* [WHAT THE TASK ASKS] Set down every record below exactly as it stands.
** TASK MATERIAL follows **
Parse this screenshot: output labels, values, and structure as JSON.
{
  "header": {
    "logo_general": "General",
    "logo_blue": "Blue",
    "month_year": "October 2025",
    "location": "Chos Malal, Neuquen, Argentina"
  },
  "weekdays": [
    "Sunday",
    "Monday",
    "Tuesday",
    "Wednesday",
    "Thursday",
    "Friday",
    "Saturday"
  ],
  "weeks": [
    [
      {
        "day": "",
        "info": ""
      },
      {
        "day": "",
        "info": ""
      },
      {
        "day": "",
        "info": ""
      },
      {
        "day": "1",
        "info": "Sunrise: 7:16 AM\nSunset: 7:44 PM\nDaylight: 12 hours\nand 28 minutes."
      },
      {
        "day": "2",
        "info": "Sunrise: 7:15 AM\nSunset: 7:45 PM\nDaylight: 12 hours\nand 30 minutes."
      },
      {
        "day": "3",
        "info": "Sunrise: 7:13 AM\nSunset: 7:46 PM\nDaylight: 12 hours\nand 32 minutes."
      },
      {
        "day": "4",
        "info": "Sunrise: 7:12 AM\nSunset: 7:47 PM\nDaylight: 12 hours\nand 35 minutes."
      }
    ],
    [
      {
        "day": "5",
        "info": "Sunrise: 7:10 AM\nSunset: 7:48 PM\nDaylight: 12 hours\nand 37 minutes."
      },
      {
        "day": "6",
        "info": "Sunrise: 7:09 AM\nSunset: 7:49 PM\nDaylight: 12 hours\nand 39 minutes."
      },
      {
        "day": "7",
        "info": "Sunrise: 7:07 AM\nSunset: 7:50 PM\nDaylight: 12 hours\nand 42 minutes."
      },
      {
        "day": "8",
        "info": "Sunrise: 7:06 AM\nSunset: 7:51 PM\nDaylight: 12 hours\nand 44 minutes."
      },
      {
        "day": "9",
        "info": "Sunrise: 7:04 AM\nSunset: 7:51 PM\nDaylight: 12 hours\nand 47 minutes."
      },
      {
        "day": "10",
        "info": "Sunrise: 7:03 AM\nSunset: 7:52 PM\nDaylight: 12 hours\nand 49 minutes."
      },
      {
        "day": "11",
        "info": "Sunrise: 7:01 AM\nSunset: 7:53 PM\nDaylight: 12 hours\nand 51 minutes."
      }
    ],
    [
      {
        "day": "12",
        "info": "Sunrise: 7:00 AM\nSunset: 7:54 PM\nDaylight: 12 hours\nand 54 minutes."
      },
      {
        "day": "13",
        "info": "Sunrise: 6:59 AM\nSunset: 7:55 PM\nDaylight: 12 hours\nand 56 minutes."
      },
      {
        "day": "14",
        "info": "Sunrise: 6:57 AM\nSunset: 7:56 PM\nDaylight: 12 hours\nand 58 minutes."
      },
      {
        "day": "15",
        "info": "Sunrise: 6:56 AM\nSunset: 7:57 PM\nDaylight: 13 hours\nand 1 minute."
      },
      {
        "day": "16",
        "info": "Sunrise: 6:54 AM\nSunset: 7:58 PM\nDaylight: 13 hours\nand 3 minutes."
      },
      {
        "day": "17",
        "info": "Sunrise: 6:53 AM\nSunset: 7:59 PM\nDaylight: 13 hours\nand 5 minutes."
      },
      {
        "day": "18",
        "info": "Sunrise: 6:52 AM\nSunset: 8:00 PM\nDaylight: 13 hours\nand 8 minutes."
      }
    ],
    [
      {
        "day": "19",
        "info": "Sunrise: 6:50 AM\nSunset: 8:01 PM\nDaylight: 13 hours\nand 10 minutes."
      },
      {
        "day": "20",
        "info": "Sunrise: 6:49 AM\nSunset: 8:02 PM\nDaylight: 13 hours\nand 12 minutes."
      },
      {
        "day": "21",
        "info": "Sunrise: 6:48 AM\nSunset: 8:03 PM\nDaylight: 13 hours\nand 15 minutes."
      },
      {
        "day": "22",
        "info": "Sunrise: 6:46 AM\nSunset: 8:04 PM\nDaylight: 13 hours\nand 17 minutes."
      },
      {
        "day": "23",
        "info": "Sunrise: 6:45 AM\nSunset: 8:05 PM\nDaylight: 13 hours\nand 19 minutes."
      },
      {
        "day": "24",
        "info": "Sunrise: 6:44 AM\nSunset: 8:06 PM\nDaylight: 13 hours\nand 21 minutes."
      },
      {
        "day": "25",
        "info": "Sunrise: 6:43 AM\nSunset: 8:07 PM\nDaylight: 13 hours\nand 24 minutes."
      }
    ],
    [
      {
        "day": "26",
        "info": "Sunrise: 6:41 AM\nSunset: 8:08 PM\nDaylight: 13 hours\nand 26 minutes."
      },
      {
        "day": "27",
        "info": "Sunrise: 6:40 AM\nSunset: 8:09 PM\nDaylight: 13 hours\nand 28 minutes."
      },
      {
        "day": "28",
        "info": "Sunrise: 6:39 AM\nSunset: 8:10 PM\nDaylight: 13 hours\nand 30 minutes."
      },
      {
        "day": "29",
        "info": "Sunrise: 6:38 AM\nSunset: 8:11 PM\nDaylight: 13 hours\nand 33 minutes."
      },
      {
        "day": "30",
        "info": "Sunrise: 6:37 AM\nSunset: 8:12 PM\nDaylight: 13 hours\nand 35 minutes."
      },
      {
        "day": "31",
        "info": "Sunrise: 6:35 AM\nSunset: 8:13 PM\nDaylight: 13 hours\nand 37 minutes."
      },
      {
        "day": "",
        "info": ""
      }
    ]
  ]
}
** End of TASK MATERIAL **
* [OUTPUT OF THE EXERCISE]
Parse this screenshot: output labels, values, and structure as JSON.
{
  "header": {
    "logo_general": "General",
    "logo_blue": "Blue",
    "month_year": "October 2025",
    "location": "Chos Malal, Neuquen, Argentina"
  },
  "weekdays": [
    "Sunday",
    "Monday",
    "Tuesday",
    "Wednesday",
    "Thursday",
    "Friday",
    "Saturday"
  ],
  "weeks": [
    [
      {
        "day": "",
        "info": ""
      },
      {
        "day": "",
        "info": ""
      },
      {
        "day": "",
        "info": ""
      },
      {
        "day": "1",
        "info": "Sunrise: 7:16 AM\nSunset: 7:44 PM\nDaylight: 12 hours\nand 28 minutes."
      },
      {
        "day": "2",
        "info": "Sunrise: 7:15 AM\nSunset: 7:45 PM\nDaylight: 12 hours\nand 30 minutes."
      },
      {
        "day": "3",
        "info": "Sunrise: 7:13 AM\nSunset: 7:46 PM\nDaylight: 12 hours\nand 32 minutes."
      },
      {
        "day": "4",
        "info": "Sunrise: 7:12 AM\nSunset: 7:47 PM\nDaylight: 12 hours\nand 35 minutes."
      }
    ],
    [
      {
        "day": "5",
        "info": "Sunrise: 7:10 AM\nSunset: 7:48 PM\nDaylight: 12 hours\nand 37 minutes."
      },
      {
        "day": "6",
        "info": "Sunrise: 7:09 AM\nSunset: 7:49 PM\nDaylight: 12 hours\nand 39 minutes."
      },
      {
        "day": "7",
        "info": "Sunrise: 7:07 AM\nSunset: 7:50 PM\nDaylight: 12 hours\nand 42 minutes."
      },
      {
        "day": "8",
        "info": "Sunrise: 7:06 AM\nSunset: 7:51 PM\nDaylight: 12 hours\nand 44 minutes."
      },
      {
        "day": "9",
        "info": "Sunrise: 7:04 AM\nSunset: 7:51 PM\nDaylight: 12 hours\nand 47 minutes."
      },
      {
        "day": "10",
        "info": "Sunrise: 7:03 AM\nSunset: 7:52 PM\nDaylight: 12 hours\nand 49 minutes."
      },
      {
        "day": "11",
        "info": "Sunrise: 7:01 AM\nSunset: 7:53 PM\nDaylight: 12 hours\nand 51 minutes."
      }
    ],
    [
      {
        "day": "12",
        "info": "Sunrise: 7:00 AM\nSunset: 7:54 PM\nDaylight: 12 hours\nand 54 minutes."
      },
      {
        "day": "13",
        "info": "Sunrise: 6:59 AM\nSunset: 7:55 PM\nDaylight: 12 hours\nand 56 minutes."
      },
      {
        "day": "14",
        "info": "Sunrise: 6:57 AM\nSunset: 7:56 PM\nDaylight: 12 hours\nand 58 minutes."
      },
      {
        "day": "15",
        "info": "Sunrise: 6:56 AM\nSunset: 7:57 PM\nDaylight: 13 hours\nand 1 minute."
      },
      {
        "day": "16",
        "info": "Sunrise: 6:54 AM\nSunset: 7:58 PM\nDaylight: 13 hours\nand 3 minutes."
      },
      {
        "day": "17",
        "info": "Sunrise: 6:53 AM\nSunset: 7:59 PM\nDaylight: 13 hours\nand 5 minutes."
      },
      {
        "day": "18",
        "info": "Sunrise: 6:52 AM\nSunset: 8:00 PM\nDaylight: 13 hours\nand 8 minutes."
      }
    ],
    [
      {
        "day": "19",
        "info": "Sunrise: 6:50 AM\nSunset: 8:01 PM\nDaylight: 13 hours\nand 10 minutes."
      },
      {
        "day": "20",
        "info": "Sunrise: 6:49 AM\nSunset: 8:02 PM\nDaylight: 13 hours\nand 12 minutes."
      },
      {
        "day": "21",
        "info": "Sunrise: 6:48 AM\nSunset: 8:03 PM\nDaylight: 13 hours\nand 15 minutes."
      },
      {
        "day": "22",
        "info": "Sunrise: 6:46 AM\nSunset: 8:04 PM\nDaylight: 13 hours\nand 17 minutes."
      },
      {
        "day": "23",
        "info": "Sunrise: 6:45 AM\nSunset: 8:05 PM\nDaylight: 13 hours\nand 19 minutes."
      },
      {
        "day": "24",
        "info": "Sunrise: 6:44 AM\nSunset: 8:06 PM\nDaylight: 13 hours\nand 21 minutes."
      },
      {
        "day": "25",
        "info": "Sunrise: 6:43 AM\nSunset: 8:07 PM\nDaylight: 13 hours\nand 24 minutes."
      }
    ],
    [
      {
        "day": "26",
        "info": "Sunrise: 6:41 AM\nSunset: 8:08 PM\nDaylight: 13 hours\nand 26 minutes."
      },
      {
        "day": "27",
        "info": "Sunrise: 6:40 AM\nSunset: 8:09 PM\nDaylight: 13 hours\nand 28 minutes."
      },
      {
        "day": "28",
        "info": "Sunrise: 6:39 AM\nSunset: 8:10 PM\nDaylight: 13 hours\nand 30 minutes."
      },
      {
        "day": "29",
        "info": "Sunrise: 6:38 AM\nSunset: 8:11 PM\nDaylight: 13 hours\nand 33 minutes."
      },
      {
        "day": "30",
        "info": "Sunrise: 6:37 AM\nSunset: 8:12 PM\nDaylight: 13 hours\nand 35 minutes."
      },
      {
        "day": "31",
        "info": "Sunrise: 6:35 AM\nSunset: 8:13 PM\nDaylight: 13 hours\nand 37 minutes."
      },
      {
        "day": "",
        "info": ""
      }
    ]
  ]
}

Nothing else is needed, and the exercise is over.